  1. I love canning tomatoes but this year I have an inch or so of water at the bottom of the jar.  This is frustrating since I squeeze out the liquid and remove bubbles before I put the tops on.  What am I doing wrong?

    • We call that “tomato pee” and it is totally normal and expected. The tomatoes are just releasing more juice then anyone can squeeze out of them. As long as your jars are sealed you’re totally fine!

  2. love it!

  3. I save all the skins etc and run them thru the Vita mix for sauce. I’m a fan of no waste!

  4. Have you tried a strawberry huller for removing the stems? I have one that looks like small metal tongs with sharp edges, that works really well on tomatoes… and saves time. Like for people who do not enjoy canning 😉

    I did can when I had more time at home, now I just bought a second freezer. (we never have power outages here, so that might not work in every area) but I very much can relate to the love of summer vegetables and fruit in winter!

    • Yes, I do have one. I find myself using the paring knife or the huller interchangeably most of the time. But I really love my paring knife and am pretty comfortable with it.

      What is your favorite thing to freeze/put up?

  5. Lol, no need to Hulk it. That’s actually been the question I always have- how tight do I tighten the rings? Thanks for an analogy I’ll remember!
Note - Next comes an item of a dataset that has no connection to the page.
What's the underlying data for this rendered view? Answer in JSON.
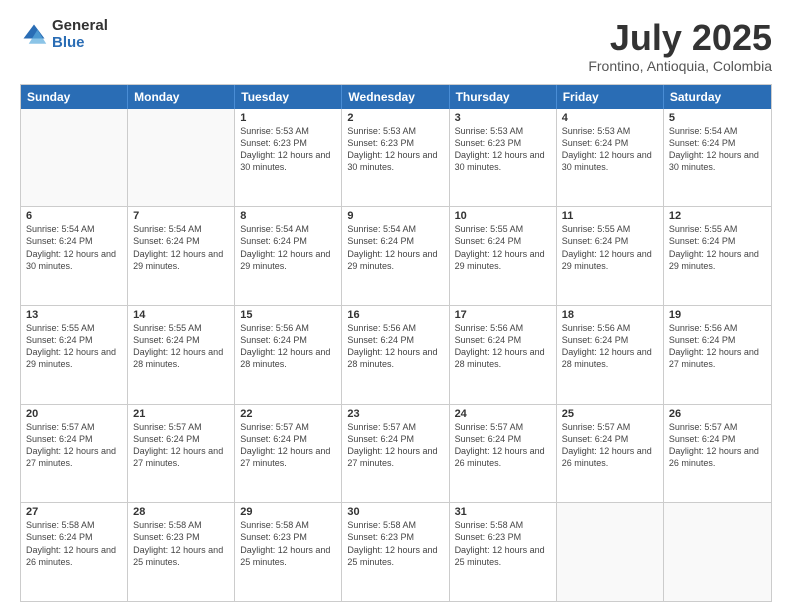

    • “Finger tip tight”, is what you are looking for. You want the gasses to be able to escape from the jars when in the canner, but in general the lid needs to stay in contact with the jar.